EXERCISE BRIEF =
The required output is all lines below that contain the word "impianti".

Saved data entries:
- - - - -
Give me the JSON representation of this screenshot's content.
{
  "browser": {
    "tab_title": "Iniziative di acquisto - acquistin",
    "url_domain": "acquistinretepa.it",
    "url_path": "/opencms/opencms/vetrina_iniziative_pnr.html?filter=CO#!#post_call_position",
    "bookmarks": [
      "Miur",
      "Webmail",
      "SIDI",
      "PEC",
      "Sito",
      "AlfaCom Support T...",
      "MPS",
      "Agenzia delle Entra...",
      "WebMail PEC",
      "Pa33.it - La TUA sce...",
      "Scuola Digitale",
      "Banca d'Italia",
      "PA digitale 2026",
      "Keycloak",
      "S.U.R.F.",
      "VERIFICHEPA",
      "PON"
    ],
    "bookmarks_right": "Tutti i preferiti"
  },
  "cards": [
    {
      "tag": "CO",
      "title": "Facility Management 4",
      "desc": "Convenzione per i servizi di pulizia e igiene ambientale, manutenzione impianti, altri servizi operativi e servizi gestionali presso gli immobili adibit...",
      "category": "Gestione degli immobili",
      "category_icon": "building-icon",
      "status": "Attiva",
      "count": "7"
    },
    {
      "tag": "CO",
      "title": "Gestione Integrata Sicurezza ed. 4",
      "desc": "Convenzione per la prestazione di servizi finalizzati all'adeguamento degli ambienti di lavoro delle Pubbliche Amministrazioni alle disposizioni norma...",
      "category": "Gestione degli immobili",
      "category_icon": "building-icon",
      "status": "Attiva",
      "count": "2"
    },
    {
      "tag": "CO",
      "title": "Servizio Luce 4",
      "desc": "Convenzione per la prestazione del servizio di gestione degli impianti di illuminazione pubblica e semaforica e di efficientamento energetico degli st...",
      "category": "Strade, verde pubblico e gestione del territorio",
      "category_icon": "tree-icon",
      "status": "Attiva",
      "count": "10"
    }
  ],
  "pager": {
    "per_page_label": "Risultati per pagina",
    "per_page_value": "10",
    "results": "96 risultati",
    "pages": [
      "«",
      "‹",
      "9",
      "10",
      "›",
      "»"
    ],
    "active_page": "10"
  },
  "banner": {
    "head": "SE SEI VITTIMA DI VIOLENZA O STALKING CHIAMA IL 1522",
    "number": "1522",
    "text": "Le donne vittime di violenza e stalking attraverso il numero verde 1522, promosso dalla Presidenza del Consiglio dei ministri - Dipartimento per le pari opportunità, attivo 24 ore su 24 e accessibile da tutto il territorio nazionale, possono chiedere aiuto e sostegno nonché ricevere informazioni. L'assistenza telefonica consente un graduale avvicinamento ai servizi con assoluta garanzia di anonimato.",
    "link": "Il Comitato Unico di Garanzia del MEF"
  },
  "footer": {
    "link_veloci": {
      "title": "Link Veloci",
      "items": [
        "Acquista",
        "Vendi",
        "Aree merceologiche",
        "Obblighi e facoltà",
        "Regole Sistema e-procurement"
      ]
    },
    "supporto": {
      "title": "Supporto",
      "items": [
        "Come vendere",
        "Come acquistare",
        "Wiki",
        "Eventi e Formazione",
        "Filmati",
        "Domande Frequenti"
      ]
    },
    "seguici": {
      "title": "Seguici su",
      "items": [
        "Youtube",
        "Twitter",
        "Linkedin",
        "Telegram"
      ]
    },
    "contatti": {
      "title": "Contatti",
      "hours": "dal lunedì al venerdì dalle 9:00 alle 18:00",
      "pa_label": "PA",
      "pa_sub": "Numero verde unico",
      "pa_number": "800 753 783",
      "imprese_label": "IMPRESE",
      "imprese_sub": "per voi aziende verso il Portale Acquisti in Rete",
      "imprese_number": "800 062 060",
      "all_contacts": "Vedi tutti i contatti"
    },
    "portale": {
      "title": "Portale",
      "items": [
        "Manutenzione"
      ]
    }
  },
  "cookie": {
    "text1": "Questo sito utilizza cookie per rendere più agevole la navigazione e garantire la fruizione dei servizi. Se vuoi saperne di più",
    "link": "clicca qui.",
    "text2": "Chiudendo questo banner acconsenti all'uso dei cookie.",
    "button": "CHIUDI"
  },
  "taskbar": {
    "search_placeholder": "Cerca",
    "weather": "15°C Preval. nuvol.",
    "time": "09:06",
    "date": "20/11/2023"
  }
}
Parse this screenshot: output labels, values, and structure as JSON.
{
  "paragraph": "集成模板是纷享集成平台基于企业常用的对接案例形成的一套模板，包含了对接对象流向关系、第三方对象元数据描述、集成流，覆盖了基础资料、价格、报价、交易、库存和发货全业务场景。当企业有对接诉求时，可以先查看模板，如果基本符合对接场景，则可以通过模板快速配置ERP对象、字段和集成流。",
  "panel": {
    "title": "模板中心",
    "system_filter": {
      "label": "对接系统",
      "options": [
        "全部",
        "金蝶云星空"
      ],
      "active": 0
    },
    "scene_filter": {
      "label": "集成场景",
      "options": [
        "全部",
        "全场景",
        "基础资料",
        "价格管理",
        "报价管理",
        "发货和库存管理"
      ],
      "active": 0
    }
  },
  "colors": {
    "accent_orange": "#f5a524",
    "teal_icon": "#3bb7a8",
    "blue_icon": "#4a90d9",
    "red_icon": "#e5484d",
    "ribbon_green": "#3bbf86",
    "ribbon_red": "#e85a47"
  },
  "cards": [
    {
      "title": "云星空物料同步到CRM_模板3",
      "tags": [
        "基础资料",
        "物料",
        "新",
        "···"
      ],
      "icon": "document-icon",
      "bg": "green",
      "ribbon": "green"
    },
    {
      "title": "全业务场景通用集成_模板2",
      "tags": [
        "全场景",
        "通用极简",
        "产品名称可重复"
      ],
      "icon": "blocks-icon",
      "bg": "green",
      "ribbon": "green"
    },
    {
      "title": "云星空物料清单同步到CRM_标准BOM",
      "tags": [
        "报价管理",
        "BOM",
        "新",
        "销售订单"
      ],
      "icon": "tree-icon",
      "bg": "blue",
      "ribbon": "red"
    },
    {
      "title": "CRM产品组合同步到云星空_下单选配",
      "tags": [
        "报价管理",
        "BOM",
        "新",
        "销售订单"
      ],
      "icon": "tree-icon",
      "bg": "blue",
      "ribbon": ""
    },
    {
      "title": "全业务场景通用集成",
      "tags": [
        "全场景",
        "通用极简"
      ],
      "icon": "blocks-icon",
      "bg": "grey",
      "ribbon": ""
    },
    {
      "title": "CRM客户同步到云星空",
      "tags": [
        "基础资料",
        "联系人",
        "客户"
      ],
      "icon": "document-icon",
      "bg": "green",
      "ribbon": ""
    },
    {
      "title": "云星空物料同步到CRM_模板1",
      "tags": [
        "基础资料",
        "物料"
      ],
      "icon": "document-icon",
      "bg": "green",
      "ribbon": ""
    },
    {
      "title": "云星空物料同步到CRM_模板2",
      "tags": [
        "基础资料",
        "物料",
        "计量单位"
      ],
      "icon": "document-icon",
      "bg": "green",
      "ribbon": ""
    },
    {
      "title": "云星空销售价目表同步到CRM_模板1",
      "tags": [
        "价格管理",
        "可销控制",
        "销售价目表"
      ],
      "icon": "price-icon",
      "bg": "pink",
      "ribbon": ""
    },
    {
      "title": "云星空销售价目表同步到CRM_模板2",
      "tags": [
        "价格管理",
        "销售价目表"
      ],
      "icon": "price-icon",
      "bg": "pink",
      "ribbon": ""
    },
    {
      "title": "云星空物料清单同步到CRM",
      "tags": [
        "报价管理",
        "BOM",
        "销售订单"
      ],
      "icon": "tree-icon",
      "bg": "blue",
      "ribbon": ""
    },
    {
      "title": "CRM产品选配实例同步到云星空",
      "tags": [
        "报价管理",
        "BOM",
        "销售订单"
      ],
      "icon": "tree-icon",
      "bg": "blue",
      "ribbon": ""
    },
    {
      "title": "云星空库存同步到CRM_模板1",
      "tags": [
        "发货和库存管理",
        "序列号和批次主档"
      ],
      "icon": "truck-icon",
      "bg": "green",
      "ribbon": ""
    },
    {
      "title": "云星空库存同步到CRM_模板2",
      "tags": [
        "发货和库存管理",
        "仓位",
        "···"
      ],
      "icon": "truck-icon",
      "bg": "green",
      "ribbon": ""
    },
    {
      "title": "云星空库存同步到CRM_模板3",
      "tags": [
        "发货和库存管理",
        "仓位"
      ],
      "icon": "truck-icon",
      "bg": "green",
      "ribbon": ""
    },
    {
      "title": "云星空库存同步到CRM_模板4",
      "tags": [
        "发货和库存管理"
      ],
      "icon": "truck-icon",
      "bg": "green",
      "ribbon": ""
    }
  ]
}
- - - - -
SOLUTION TO THIS EXERCISE =
      "desc": "Convenzione per i servizi di pulizia e igiene ambientale, manutenzione impianti, altri servizi operativi e servizi gestionali presso gli immobili adibit...",
      "desc": "Convenzione per la prestazione del servizio di gestione degli impianti di illuminazione pubblica e semaforica e di efficientamento energetico degli st...",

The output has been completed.